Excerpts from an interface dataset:

.....

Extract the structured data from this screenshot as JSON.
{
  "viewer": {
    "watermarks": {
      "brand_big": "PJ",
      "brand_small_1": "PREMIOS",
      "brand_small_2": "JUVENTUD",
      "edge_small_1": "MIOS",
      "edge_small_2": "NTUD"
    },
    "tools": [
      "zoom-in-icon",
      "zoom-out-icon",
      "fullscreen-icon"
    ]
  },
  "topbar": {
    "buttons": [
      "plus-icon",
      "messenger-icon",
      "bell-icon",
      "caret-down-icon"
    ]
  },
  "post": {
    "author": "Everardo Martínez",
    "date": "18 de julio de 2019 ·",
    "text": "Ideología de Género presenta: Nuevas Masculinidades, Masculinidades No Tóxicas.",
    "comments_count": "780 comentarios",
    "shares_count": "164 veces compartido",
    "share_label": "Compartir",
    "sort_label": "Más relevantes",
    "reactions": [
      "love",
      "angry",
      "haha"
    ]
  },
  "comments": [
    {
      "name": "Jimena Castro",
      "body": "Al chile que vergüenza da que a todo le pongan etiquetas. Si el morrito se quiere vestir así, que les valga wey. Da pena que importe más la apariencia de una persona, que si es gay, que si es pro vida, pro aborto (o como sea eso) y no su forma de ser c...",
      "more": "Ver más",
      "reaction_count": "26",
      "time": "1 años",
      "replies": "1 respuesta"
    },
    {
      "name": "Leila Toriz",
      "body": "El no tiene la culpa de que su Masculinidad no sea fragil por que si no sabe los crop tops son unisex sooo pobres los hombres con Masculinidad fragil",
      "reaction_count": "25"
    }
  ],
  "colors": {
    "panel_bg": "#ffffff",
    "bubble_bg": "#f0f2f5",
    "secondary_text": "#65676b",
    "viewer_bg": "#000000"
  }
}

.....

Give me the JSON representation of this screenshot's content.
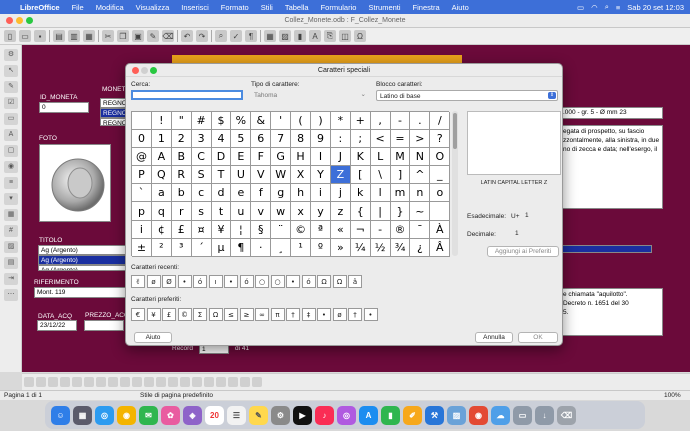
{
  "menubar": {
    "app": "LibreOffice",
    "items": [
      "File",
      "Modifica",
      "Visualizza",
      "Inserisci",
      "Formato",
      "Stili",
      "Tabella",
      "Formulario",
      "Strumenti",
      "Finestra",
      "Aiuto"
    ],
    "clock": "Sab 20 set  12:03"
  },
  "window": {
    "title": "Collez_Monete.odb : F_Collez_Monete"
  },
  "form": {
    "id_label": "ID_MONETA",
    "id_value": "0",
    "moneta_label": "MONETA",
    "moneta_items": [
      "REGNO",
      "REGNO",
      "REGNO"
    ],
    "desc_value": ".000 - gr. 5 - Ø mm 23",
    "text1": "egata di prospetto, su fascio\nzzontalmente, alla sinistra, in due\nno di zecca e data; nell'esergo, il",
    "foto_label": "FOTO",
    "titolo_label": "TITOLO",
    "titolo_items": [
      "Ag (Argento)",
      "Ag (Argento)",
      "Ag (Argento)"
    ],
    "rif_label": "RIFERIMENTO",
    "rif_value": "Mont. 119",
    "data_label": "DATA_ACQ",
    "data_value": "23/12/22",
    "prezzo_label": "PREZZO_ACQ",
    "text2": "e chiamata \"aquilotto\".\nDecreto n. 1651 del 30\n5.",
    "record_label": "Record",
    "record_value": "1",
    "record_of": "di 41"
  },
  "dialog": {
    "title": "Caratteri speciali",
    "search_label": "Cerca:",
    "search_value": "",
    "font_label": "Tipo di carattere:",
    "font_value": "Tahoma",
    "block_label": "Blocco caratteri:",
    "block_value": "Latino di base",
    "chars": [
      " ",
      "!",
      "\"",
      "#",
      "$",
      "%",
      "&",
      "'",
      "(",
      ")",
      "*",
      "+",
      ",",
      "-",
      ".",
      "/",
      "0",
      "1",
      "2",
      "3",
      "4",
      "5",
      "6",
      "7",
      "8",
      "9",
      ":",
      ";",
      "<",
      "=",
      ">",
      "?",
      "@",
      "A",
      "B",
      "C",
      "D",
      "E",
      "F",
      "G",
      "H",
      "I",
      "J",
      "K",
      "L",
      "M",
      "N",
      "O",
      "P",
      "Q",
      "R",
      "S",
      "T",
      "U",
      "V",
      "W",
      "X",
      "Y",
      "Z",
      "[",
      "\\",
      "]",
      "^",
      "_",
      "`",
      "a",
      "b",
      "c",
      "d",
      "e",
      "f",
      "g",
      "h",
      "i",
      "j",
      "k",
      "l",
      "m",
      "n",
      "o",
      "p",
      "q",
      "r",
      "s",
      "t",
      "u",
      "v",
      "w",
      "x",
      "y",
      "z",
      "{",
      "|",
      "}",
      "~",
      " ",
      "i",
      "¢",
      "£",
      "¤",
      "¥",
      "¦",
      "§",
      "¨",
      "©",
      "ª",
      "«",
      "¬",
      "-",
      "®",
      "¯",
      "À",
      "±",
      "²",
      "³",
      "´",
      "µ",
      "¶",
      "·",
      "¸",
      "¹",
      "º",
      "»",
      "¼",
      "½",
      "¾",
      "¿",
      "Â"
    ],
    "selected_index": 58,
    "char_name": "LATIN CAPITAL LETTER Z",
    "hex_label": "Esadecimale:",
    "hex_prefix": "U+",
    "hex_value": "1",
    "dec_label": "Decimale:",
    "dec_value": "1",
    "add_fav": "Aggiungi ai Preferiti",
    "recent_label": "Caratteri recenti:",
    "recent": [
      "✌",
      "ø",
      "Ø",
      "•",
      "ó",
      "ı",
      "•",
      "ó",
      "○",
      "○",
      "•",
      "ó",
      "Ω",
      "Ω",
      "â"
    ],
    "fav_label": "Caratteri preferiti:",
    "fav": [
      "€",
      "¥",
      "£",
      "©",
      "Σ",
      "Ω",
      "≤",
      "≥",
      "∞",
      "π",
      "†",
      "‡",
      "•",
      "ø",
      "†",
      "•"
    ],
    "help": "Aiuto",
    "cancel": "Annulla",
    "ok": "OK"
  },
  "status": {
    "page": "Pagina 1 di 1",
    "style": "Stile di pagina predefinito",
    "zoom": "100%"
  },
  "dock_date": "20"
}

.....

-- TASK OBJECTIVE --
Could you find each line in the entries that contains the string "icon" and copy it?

-- RESULT --
      "zoom-in-icon",
      "zoom-out-icon",
      "fullscreen-icon"
      "plus-icon",
      "messenger-icon",
      "bell-icon",
      "caret-down-icon"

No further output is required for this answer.